◆ **Instructions to follow**:
In the data below, which lines contain "from"? List them by copying each one.

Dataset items
------------------------------------------------
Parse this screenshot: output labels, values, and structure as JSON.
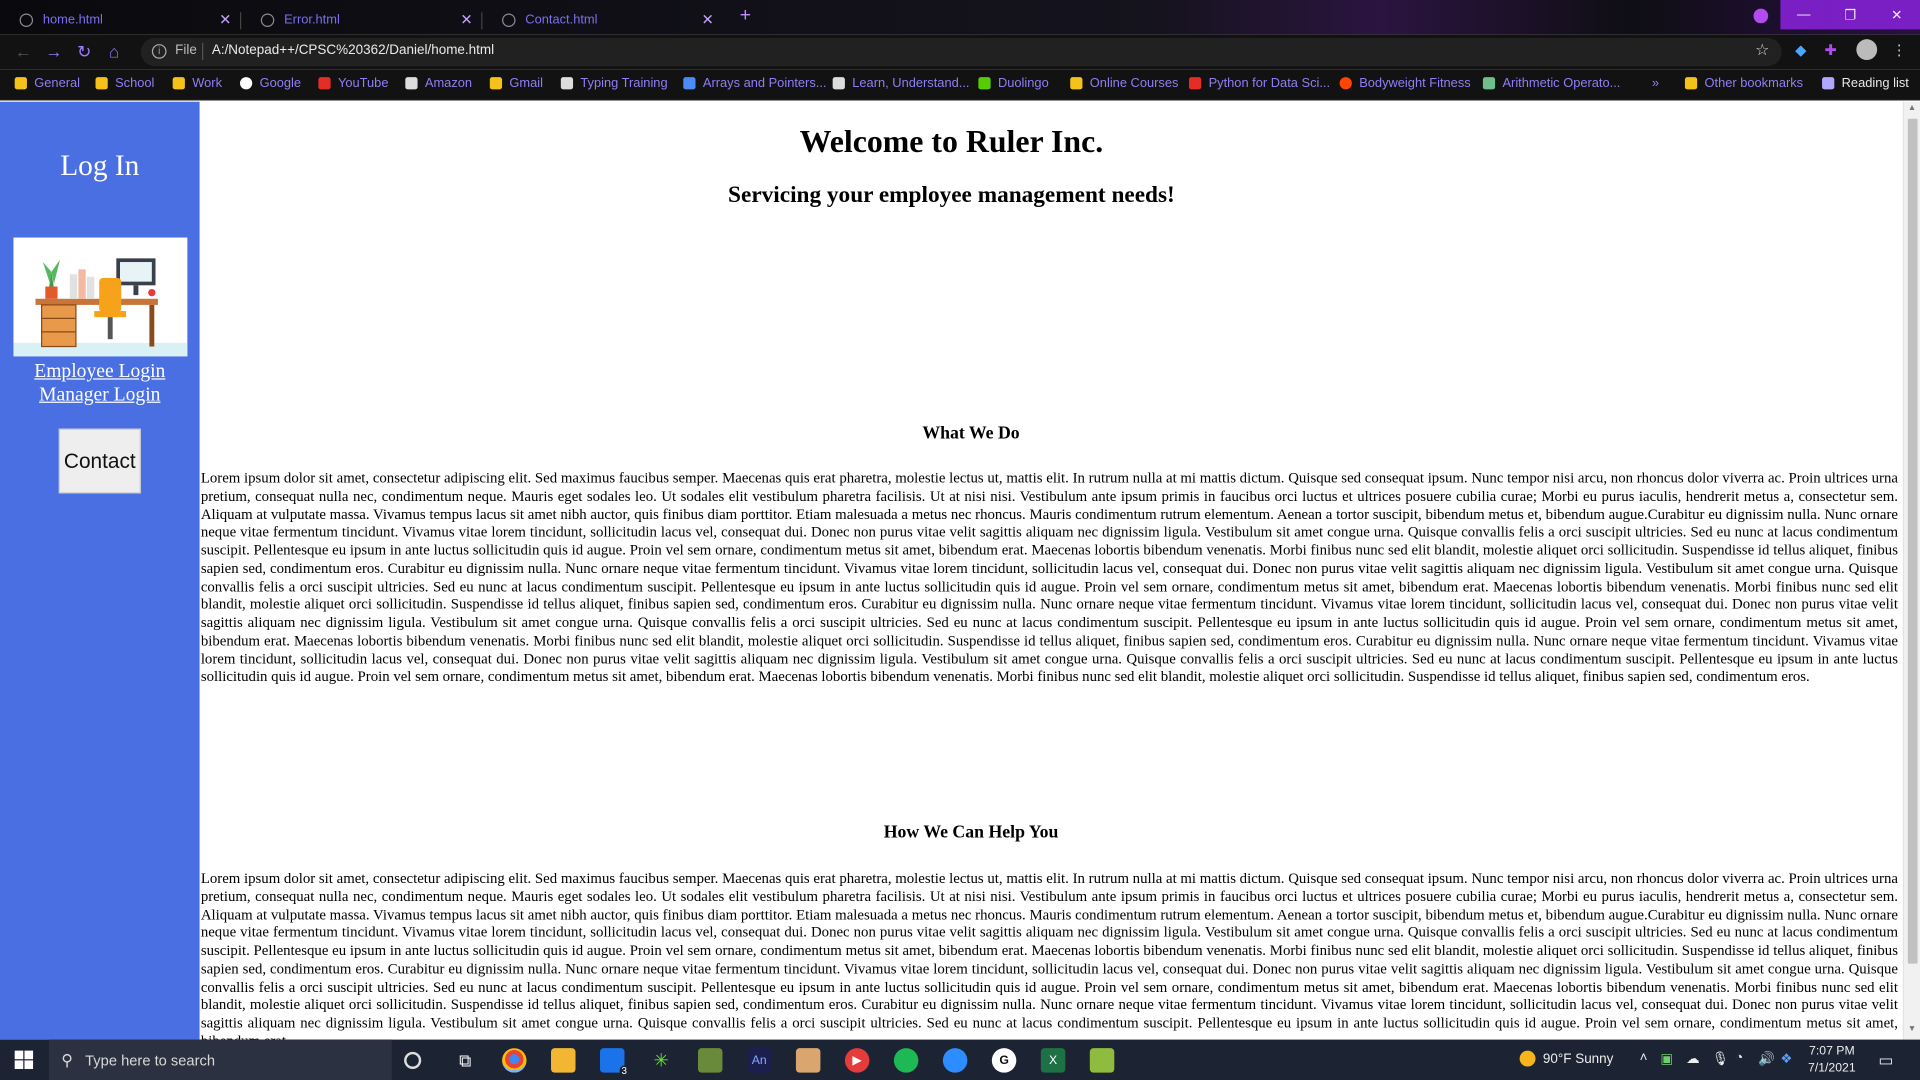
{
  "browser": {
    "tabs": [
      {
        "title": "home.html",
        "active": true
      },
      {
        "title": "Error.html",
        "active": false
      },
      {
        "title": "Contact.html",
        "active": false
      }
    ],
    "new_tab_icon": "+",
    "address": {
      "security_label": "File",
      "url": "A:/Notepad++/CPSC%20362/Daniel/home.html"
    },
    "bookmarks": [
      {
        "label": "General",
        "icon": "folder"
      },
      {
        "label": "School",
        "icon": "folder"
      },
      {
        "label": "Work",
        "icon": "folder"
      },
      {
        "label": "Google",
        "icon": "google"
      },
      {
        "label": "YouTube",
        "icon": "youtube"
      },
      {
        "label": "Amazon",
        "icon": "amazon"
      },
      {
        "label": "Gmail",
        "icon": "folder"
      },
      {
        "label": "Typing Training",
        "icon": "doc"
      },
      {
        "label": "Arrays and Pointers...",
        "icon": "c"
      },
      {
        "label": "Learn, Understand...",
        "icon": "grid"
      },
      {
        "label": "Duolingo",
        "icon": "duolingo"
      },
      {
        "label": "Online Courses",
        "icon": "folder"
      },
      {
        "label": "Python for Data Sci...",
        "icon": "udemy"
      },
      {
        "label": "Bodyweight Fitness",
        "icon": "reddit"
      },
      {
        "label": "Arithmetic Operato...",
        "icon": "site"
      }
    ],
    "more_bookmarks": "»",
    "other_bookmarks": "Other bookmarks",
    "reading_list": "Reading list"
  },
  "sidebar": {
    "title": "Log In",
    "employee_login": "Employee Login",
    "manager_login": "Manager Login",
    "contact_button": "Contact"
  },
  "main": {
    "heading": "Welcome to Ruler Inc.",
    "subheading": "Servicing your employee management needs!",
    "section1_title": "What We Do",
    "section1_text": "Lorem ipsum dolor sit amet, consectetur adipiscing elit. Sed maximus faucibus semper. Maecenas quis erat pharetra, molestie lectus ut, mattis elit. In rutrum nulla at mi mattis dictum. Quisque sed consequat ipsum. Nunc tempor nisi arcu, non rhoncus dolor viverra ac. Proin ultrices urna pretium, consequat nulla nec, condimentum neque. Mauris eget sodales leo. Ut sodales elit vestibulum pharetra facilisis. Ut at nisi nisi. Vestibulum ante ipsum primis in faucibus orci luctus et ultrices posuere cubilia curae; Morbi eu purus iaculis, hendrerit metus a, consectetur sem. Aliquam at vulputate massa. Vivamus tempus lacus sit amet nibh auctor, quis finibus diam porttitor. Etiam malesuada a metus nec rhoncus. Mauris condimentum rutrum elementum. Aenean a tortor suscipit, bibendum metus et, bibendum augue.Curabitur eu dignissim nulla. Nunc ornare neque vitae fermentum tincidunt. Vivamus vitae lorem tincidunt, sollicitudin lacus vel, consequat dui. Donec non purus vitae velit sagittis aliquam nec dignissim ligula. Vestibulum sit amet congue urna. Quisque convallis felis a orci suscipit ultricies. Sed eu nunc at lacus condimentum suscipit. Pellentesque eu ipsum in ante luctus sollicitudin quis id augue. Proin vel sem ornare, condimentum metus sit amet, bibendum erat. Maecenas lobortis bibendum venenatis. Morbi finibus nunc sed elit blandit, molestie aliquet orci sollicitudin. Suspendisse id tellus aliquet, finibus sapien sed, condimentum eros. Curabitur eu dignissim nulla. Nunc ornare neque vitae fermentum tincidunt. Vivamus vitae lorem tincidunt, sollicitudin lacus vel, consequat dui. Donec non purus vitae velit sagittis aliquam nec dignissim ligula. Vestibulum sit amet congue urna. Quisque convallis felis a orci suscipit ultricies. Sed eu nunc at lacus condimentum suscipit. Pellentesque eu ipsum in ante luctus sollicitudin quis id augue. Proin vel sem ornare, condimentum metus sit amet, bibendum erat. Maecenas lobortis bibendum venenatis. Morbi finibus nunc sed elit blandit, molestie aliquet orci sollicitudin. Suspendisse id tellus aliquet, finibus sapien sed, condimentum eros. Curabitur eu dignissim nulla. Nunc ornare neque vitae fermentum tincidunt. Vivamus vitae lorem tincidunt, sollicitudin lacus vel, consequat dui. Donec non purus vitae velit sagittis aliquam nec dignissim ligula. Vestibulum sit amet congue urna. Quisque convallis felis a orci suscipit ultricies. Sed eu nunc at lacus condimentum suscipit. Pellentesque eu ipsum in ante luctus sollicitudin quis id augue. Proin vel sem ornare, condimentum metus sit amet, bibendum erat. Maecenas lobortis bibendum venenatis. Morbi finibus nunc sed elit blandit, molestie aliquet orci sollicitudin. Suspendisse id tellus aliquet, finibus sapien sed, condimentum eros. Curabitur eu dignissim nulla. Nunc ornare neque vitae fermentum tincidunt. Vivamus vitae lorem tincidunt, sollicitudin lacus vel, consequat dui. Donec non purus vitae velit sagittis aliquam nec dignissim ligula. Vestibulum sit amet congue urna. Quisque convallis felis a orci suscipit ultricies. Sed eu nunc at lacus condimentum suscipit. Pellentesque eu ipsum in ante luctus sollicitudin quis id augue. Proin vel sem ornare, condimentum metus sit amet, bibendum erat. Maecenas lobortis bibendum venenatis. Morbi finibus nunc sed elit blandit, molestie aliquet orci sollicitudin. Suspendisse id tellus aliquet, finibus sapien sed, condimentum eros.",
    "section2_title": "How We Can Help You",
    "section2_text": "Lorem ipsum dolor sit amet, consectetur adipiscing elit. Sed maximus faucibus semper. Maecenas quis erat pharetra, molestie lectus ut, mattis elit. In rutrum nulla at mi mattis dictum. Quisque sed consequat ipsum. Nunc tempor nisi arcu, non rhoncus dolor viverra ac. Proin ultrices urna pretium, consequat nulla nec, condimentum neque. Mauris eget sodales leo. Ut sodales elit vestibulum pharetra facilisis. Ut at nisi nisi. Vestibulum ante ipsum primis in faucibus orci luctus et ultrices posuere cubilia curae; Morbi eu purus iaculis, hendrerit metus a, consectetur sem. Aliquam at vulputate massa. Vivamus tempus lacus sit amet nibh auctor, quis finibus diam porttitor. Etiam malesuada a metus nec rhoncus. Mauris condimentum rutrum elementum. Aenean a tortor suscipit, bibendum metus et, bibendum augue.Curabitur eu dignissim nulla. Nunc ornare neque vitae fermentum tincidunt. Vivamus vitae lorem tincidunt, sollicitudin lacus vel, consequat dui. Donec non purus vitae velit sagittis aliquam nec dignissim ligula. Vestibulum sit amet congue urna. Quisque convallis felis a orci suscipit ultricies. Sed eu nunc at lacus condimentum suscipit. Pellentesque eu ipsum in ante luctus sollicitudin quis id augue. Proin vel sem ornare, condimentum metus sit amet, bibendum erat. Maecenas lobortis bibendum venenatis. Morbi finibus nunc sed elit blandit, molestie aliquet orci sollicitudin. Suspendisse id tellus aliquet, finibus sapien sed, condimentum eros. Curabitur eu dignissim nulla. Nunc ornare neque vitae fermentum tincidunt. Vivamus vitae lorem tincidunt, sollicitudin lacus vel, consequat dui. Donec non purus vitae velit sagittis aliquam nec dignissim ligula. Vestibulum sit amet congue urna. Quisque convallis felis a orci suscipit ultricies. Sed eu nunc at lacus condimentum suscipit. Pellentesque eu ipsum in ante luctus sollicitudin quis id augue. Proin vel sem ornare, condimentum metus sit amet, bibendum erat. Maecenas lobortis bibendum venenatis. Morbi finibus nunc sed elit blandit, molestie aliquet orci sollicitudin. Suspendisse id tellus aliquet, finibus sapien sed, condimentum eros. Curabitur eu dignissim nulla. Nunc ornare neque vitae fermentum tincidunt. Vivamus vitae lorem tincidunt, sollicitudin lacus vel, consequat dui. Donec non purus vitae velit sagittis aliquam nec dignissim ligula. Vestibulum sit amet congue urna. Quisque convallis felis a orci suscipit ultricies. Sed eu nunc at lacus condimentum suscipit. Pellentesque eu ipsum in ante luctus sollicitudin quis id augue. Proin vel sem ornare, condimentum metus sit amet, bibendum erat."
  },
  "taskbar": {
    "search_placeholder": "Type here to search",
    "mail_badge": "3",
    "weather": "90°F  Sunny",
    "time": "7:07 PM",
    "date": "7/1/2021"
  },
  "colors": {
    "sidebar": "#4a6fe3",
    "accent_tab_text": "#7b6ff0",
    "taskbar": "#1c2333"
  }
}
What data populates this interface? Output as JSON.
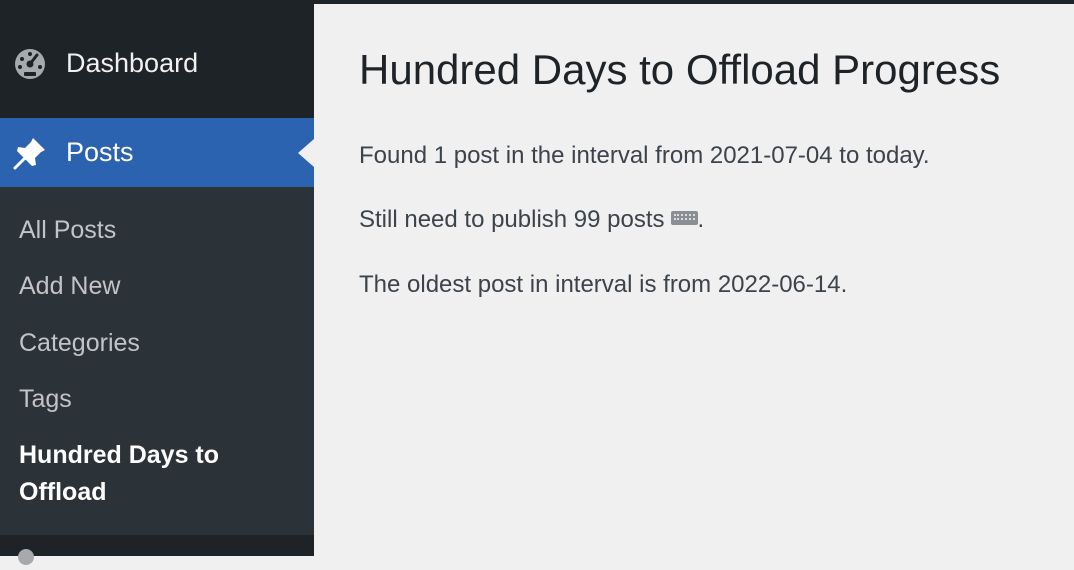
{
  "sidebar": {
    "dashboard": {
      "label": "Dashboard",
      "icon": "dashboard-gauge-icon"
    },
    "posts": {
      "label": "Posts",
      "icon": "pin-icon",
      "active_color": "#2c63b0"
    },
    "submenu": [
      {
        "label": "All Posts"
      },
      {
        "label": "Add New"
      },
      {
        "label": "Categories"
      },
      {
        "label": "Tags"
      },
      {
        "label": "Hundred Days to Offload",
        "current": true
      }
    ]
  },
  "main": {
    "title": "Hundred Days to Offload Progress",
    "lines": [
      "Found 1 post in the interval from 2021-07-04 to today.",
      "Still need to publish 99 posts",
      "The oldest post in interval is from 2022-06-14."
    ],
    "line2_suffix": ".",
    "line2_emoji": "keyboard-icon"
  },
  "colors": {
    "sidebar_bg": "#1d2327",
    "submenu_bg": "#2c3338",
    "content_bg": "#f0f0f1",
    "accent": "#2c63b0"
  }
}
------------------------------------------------
◆ **Solution for this problem**:
      "Found 1 post in the interval from 2021-07-04 to today.",
      "The oldest post in interval is from 2022-06-14."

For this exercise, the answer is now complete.